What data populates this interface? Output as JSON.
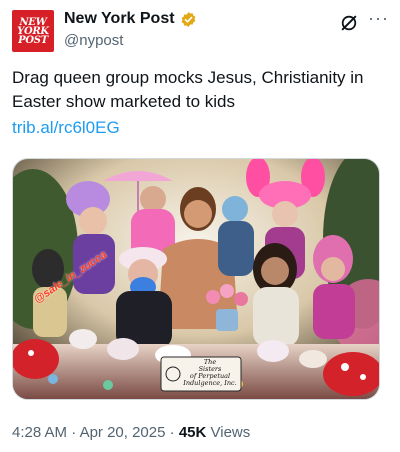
{
  "account": {
    "logo_lines": [
      "NEW",
      "YORK",
      "POST"
    ],
    "name": "New York Post",
    "handle": "@nypost",
    "verified_color": "#e2a815"
  },
  "header_icons": [
    "grok-icon",
    "more-icon"
  ],
  "tweet": {
    "text": "Drag queen group mocks Jesus, Christianity in Easter show marketed to kids",
    "link": "trib.al/rc6l0EG"
  },
  "media": {
    "watermark": "@sale_in_zucca",
    "sign_lines": [
      "The",
      "Sisters",
      "of Perpetual",
      "Indulgence, Inc."
    ]
  },
  "meta": {
    "time": "4:28 AM",
    "sep1": " · ",
    "date": "Apr 20, 2025",
    "sep2": " · ",
    "views_count": "45K",
    "views_label": " Views"
  },
  "colors": {
    "accent_link": "#1d9bf0",
    "brand_red": "#d61f26",
    "secondary_text": "#536471"
  }
}
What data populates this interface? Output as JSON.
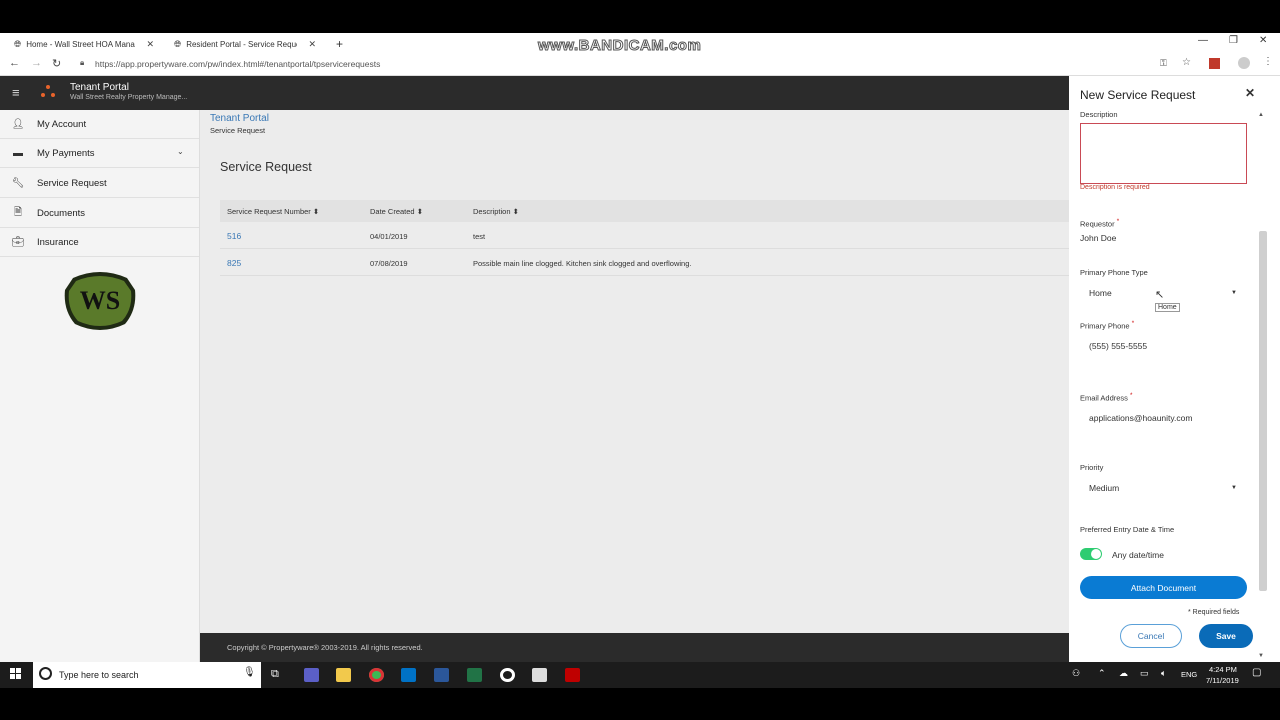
{
  "browser": {
    "tabs": [
      {
        "title": "Home - Wall Street HOA Manage",
        "active": false
      },
      {
        "title": "Resident Portal - Service Request",
        "active": true
      }
    ],
    "new_tab": "+",
    "watermark": "www.BANDICAM.com",
    "url": "https://app.propertyware.com/pw/index.html#/tenantportal/tpservicerequests",
    "window_controls": {
      "minimize": "—",
      "restore": "❐",
      "close": "✕"
    }
  },
  "app": {
    "title": "Tenant Portal",
    "subtitle": "Wall Street Realty Property Manage...",
    "breadcrumb": {
      "root": "Tenant Portal",
      "current": "Service Request"
    },
    "sidebar": [
      {
        "label": "My Account",
        "icon": "user-icon"
      },
      {
        "label": "My Payments",
        "icon": "payments-icon",
        "expandable": true
      },
      {
        "label": "Service Request",
        "icon": "wrench-icon"
      },
      {
        "label": "Documents",
        "icon": "document-icon"
      },
      {
        "label": "Insurance",
        "icon": "briefcase-icon"
      }
    ],
    "logo_text": "WS",
    "page_title": "Service Request",
    "table": {
      "headers": [
        "Service Request Number",
        "Date Created",
        "Description"
      ],
      "rows": [
        {
          "number": "516",
          "date": "04/01/2019",
          "description": "test"
        },
        {
          "number": "825",
          "date": "07/08/2019",
          "description": "Possible main line clogged. Kitchen sink clogged and overflowing."
        }
      ]
    },
    "footer": "Copyright © Propertyware® 2003-2019. All rights reserved."
  },
  "panel": {
    "title": "New Service Request",
    "description_label": "Description",
    "description_error": "Description is required",
    "requestor_label": "Requestor",
    "requestor_value": "John Doe",
    "phone_type_label": "Primary Phone Type",
    "phone_type_value": "Home",
    "phone_type_tooltip": "Home",
    "phone_label": "Primary Phone",
    "phone_value": "(555) 555-5555",
    "email_label": "Email Address",
    "email_value": "applications@hoaunity.com",
    "priority_label": "Priority",
    "priority_value": "Medium",
    "entry_label": "Preferred Entry Date & Time",
    "entry_toggle_label": "Any date/time",
    "attach_label": "Attach Document",
    "required_note": "* Required fields",
    "required_mark": "*",
    "cancel_label": "Cancel",
    "save_label": "Save",
    "colors": {
      "primary": "#0a7bd3",
      "toggle": "#2ecc71",
      "error": "#c0392b"
    }
  },
  "taskbar": {
    "search_placeholder": "Type here to search",
    "time": "4:24 PM",
    "date": "7/11/2019",
    "language": "ENG"
  }
}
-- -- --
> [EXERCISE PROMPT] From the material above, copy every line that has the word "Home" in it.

> [EXPECTED ANSWER]
        "title": "Home - Wall Street HOA Manage",
    "phone_type_value": "Home",
    "phone_type_tooltip": "Home",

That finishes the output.